Mr Clarke attempted to sweeten the pill by arguing that when the 11 terror suspects are released from Belmarsh and other institutions next month he will not immediately use the most draconian tool made available to him by the Bill. The power to order "house arrest" will not be invoked, since the security services have convinced him they can keep tabs on the suspects with control orders. Indeed, he points out that the use of "house arrest" would require a derogation from the European Convention on Human Rights, and thus secondary legislation. Parliament would effectively be asked to vote on whether Mr Clarke's action is justified. But, again, this does not address the fact that judges will not be initiating the process.

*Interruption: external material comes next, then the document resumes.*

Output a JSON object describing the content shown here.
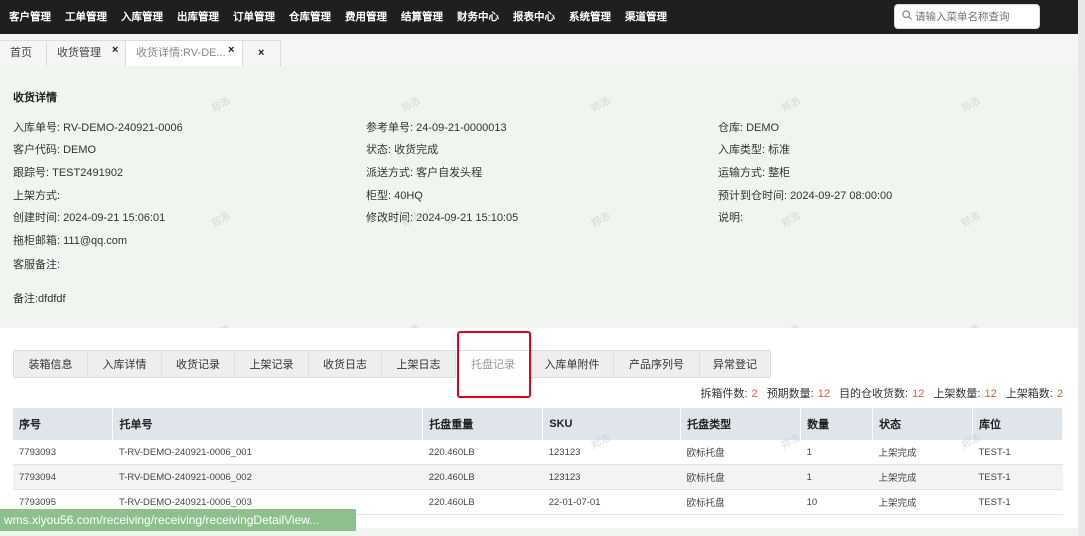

The only sensible way to proceed with regard to those the Government accuses of plotting terror attacks is to bring them to trial. The Government must devise legislation that will permit the use of phone-tap evidence in a court - a measure that both main opposition parties have recommended. This is not to be undertaken without rigid controls. To protect the security sources, intercept evidence ought to be vetted by separate judges in a pre-trial hearing. This is the only way to protect the public and, at the same time, preserve our civil liberties.

An unpleasant whiff of party politics permeates this debate. Some suspect that the Government would not be overly concerned if this Bill failed in the House of Lords because it would allow Labour to portray the Tories as "soft on terror". Whatever the motivations of the Tories in this affair, they have adopted a laudable position. And it is utterly disgraceful for Labour to insinuate that everyone who opposes its proposals is unconcerned about the terrorist threat to Britain.

At the nub of the debate is the question of just how grave that threat is. The Government argues that the sprawling terrorist entity known as al-Qa'ida represents a danger of a different order to anything Britain has ever faced. We disagree. We are facing a substantial threat from terrorism, and we expect our security services to play a vital, and unprecedented, role in protecting us in coming years. But we do not think the scale of the threat justifies the suspension of the right to trial. That was the unequivocal judgement delivered two months ago by the law lords on the Government's previous anti-terror legislation. It is our judgement on the Bill that is presently before the House.

Comments